"So let's be very clear about that. If there is an attack on the United States by North Korea, then the ANZUS treaty will be invoked and Australia will come to the aid of the United States."
The ANZUS collective security treaty, signed in 1951 by Australia, the US and New Zealand, compels its parties to "consult together" and "act to meet the common danger". New Zealand withdrew from the treaty in the 1980s following disputes over nuclear weapons and the Rainbow Warrior bombing..
On Friday afternoon, English dismissed speculation about what any potential military action might look like as "hypothetical".
"While there's been an escalation of rhetoric there isn't any indication that military action's going to occur," he told NZN.
"We remain focused on peaceful resolutions of these tensions, that's why it's so important that the countries work together in the UN and that the US China and Russia put pressure on North Korea.
"If there was any military action at all we would consider our contribution on its merits."
He said he wouldn't copy Australia's stance, adding: "We're in close contact with the US and Australia but any decision New Zealand makes about North Korea we make according to our own interests."
Turnbull's declaration marked a strengthening of the Australian government's position after Foreign Minister Julie Bishop said on Wednesday that, under the ANZUS alliance, Australia only had an "obligation to consult".
Former Australian prime minster John Howard invoked the ANZUS treaty for the first time in the aftermath of the September 11 attacks against New York and Washington.
Turnbull spoke with US Vice-President Mike Pence on Thursday night and said everyone understood Australia's commitment to the ally was "absolutely rock-solid".His predecessor, Abbott, said that Australia "should be urgently investing in upgraded missile defences".
Turnbull said: "The current advice from Defence to the government is that they do not consider that there is a benefit to deploy a system such as the THAAD system - terminal high altitude area defence, bit of a mouthful - for defence of Australian territory.

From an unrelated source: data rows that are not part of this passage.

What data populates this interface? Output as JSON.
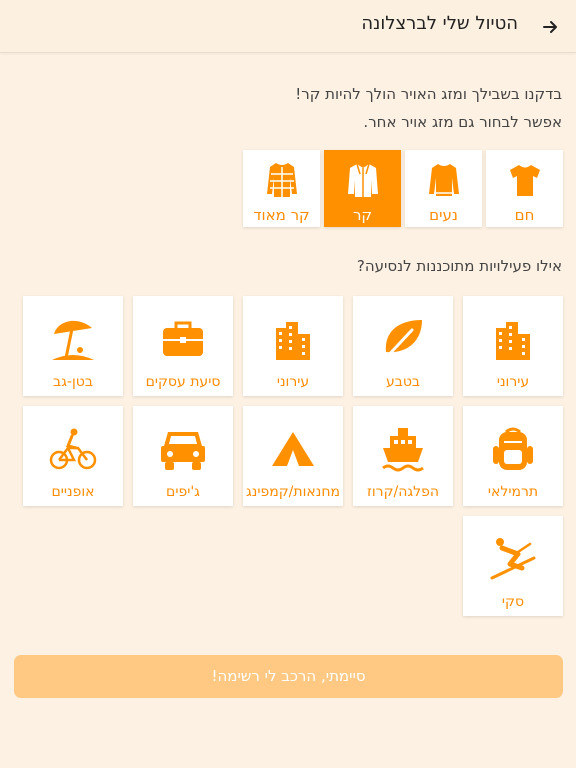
{
  "header": {
    "title": "הטיול שלי לברצלונה",
    "back_icon": "arrow-right-icon"
  },
  "intro": {
    "line1": "בדקנו בשבילך ומזג האויר הולך להיות קר!",
    "line2": "אפשר לבחור גם מזג אויר אחר."
  },
  "weather": [
    {
      "label": "חם",
      "icon": "tshirt-icon",
      "selected": false
    },
    {
      "label": "נעים",
      "icon": "sweater-icon",
      "selected": false
    },
    {
      "label": "קר",
      "icon": "jacket-icon",
      "selected": true
    },
    {
      "label": "קר מאוד",
      "icon": "puffer-jacket-icon",
      "selected": false
    }
  ],
  "activities_prompt": "אילו פעילויות מתוכננות לנסיעה?",
  "activities": [
    {
      "label": "עירוני",
      "icon": "city-icon"
    },
    {
      "label": "בטבע",
      "icon": "leaf-icon"
    },
    {
      "label": "עירוני",
      "icon": "city-icon"
    },
    {
      "label": "סיעת עסקים",
      "icon": "briefcase-icon"
    },
    {
      "label": "בטן-גב",
      "icon": "beach-umbrella-icon"
    },
    {
      "label": "תרמילאי",
      "icon": "backpack-icon"
    },
    {
      "label": "הפלגה/קרוז",
      "icon": "ship-icon"
    },
    {
      "label": "מחנאות/קמפינג",
      "icon": "tent-icon"
    },
    {
      "label": "ג'יפים",
      "icon": "jeep-icon"
    },
    {
      "label": "אופניים",
      "icon": "bicycle-icon"
    },
    {
      "label": "סקי",
      "icon": "ski-icon"
    }
  ],
  "done_button": "סיימתי, הרכב לי רשימה!",
  "colors": {
    "accent": "#ff9100",
    "background": "#fdf1e3",
    "button": "#ffc983"
  }
}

"The reason for that is that THAAD is designed to provide protection for relatively small areas against short to intermediate range missiles."
Turnbull expressed confidence that diplomatic pressures and sanctions would "bring the [North Korean] regime to its senses in a peaceful manner".
Since it was struck, ANZUS has underpinned Australia's defence policy, providing Australia's relatively small defence forces with the back-up of the world's leading military superpower.
After invoking ANZUS in 2001, Howard said Australia would consult with the US and consider any requests "within the limits of its capability".
A month later, the government committed Australian troops to the US-led invasion of Afghanistan.
Opponents have criticised the treaty, arguing it unnecessarily places Australia's security at risk.
- Stuff and Sydney Morning Herald